Join us in welcoming Patrick Hunnicutt, Ph.D., to Schmid College as an assistant professor for Environmental Science & Policy!

Dr. Hunnicutt received his doctorate at the University of California, Santa Barbara’s Bren School of Environmental Science and Management, and formerly was a USIP Peace Scholar Fellow.​ His research investigates the political effects of shortages in environmental goods and services, such as clean water and reliable electricity, and how to design institutions that strengthen the government’s capacity to provide environmental goods and services.

We asked Dr. Hunnicutt a few questions to get to know him and his research!

Q&A with Dr. Patrick Hunnicutt

What is your current area of research and how did you become passionate about this area?

I’d call myself a political scientist who studies environmental problems. My research more narrowly focuses on two questions: 1) How do environmental problems affect different forms of political mobilization?, and 2) How do different forms of political mobilization shape the extent and severity of environmental problems? I tend to study these questions as they manifest locally, but my work draws on evidence from dofferent settings all around the world. For example, one of my current projects estimates the impact of particulate matter pollution on political participation (e.g., turning out to vote) in the United States, while another investigates whether United Nations peacekeepers help advance climate adaptation in Central Africa and the Sahel. You can read more about this work on my website:

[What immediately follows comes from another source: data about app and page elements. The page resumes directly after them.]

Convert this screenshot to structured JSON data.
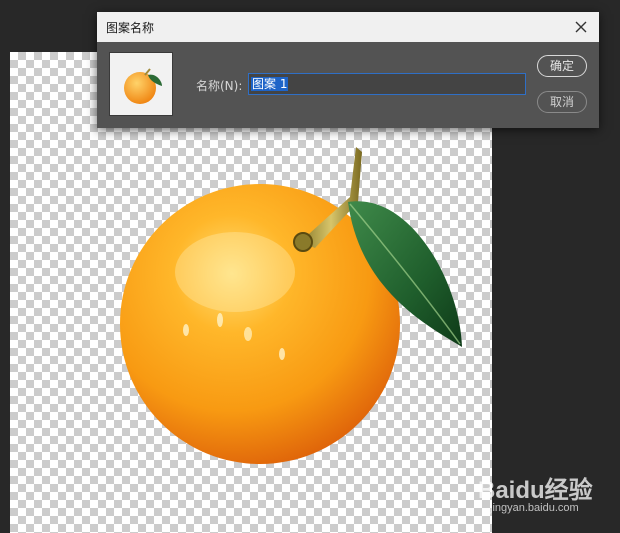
{
  "dialog": {
    "title": "图案名称",
    "name_label": "名称(N):",
    "name_value": "图案 1",
    "ok_label": "确定",
    "cancel_label": "取消",
    "close_icon": "close-icon",
    "thumbnail_icon": "orange-thumbnail"
  },
  "canvas": {
    "background": "transparency-checkerboard",
    "artwork": "orange-with-leaf"
  },
  "watermark": {
    "brand": "Baidu经验",
    "url": "jingyan.baidu.com"
  },
  "colors": {
    "app_background": "#282828",
    "dialog_background": "#535353",
    "titlebar": "#f0f0f0",
    "selection": "#1e64c8",
    "input_border": "#2f6fc6"
  }
}
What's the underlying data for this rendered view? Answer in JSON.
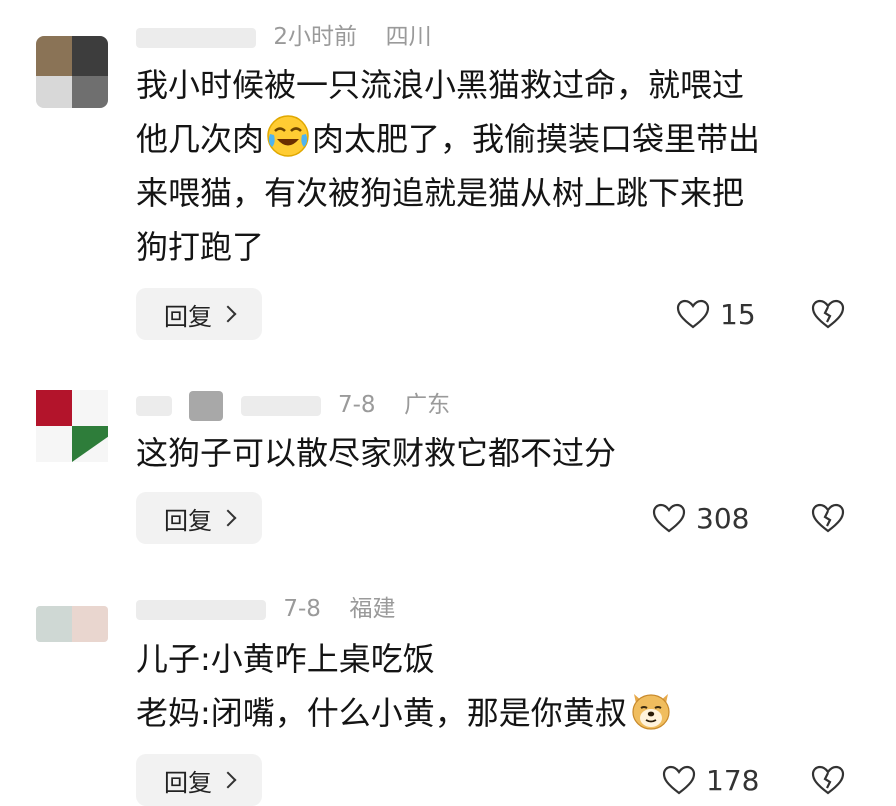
{
  "comments": [
    {
      "time": "2小时前",
      "location": "四川",
      "lines": [
        "我小时候被一只流浪小黑猫救过命，就喂过",
        [
          "他几次肉",
          "肉太肥了，我偷摸装口袋里带出"
        ],
        "来喂猫，有次被狗追就是猫从树上跳下来把",
        "狗打跑了"
      ],
      "reply_label": "回复",
      "likes": "15",
      "emoji": "crying-laughing"
    },
    {
      "time": "7-8",
      "location": "广东",
      "lines": [
        "这狗子可以散尽家财救它都不过分"
      ],
      "reply_label": "回复",
      "likes": "308"
    },
    {
      "time": "7-8",
      "location": "福建",
      "lines": [
        "儿子:小黄咋上桌吃饭",
        [
          "老妈:闭嘴，什么小黄，那是你黄叔",
          ""
        ]
      ],
      "reply_label": "回复",
      "likes": "178",
      "emoji": "doge"
    }
  ],
  "colors": {
    "meta_text": "#9a9a9a",
    "body_text": "#141414",
    "reply_bg": "#f2f2f2"
  },
  "icons": {
    "like": "heart-outline-icon",
    "dislike": "broken-heart-icon",
    "reply_chevron": "chevron-right-icon"
  }
}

While I didn’t realize that I wanted to be a political scientist until a few years into graduate school (motivated reasoning?), my passion for understanding the connection between environmental and political problems first grew out of a thesis on large hydroelectric dams and development I wrote as an undergraduate.  That experience really clarified to me how political forces both create and are shaped by environmental problems. I’ve only doubled down in my passion for research since my undergraduate studies, largely because I’ve had the privilege to conduct fieldwork about the politics of environmental service provision (e.g., providing drinking water) alongside some Liberian scholars. It’s really invigorating to use research as a vehicle to amplify the expertise, perspectives, and preferences of the communities experiencing the topic of study, and I hope to continue this kind of research throughout my career.

What’s your favorite thing to being a professor?

Well, this is my first go at it so it’s hard to choose yet, but I’ll say that I’m looking forward to engaging students in the research process. I think undergraduates’ creativity can help solve difficult analytical problems and bring a breath of fresh air to otherwise stale research projects. I’m also inspired by undergraduates’ willingness to use research as a tool for engaging with the pressing problems facing us today (e.g., climate change). It’s exciting to have the opportunity to facilitate students’ personal journeys through research over the coming years.

Schmid College believes that the best science happens when diverse individuals are supported, included and empowered to share their voices as a part of scientific discovery. Please share with us what diversity, equity, and inclusion mean to you and why they’re important.

The values of diversity, equity, and inclusion are integral to my research and teaching. Conducting fieldwork in a space that is not my own requires constant reflection on my positionality, and I am dedicated to co-creating research with scholars and communities who actively experience environmental problems like mismanaged solid waste. In the classroom, I strive to create an inclusive and welcoming atmosphere for students to discuss the origins of environmental problems. This involves drawing on work from a diverse group of scholars to explain why environmental problems occur in some places but not others. Conventional narratives on environmental problems often ignore the intersectionality of race, North-South relations, and other identities. For example, some argue that socioeconomic status alone explains where polluting infrastructures (e.g., oil refineries) are sited, since these infrastructures reduce the value of surrounding properties. The courses I teach on environmental politics use the framework of critical environmental justice to complicate this perspective, instead suggesting that the siting of polluting infrastructures follows institutionalized practices of racial discrimination like red lining in American cities.

Share a fun fact about yourself!

I was a rather serious flute and piccolo player growing up. A decades-long rock-climbing habit has all but ruined my ability to play both instruments,  but they still inform my rather eclectic taste in music.

Welcome to Schmid College, Dr. Hunnicutt!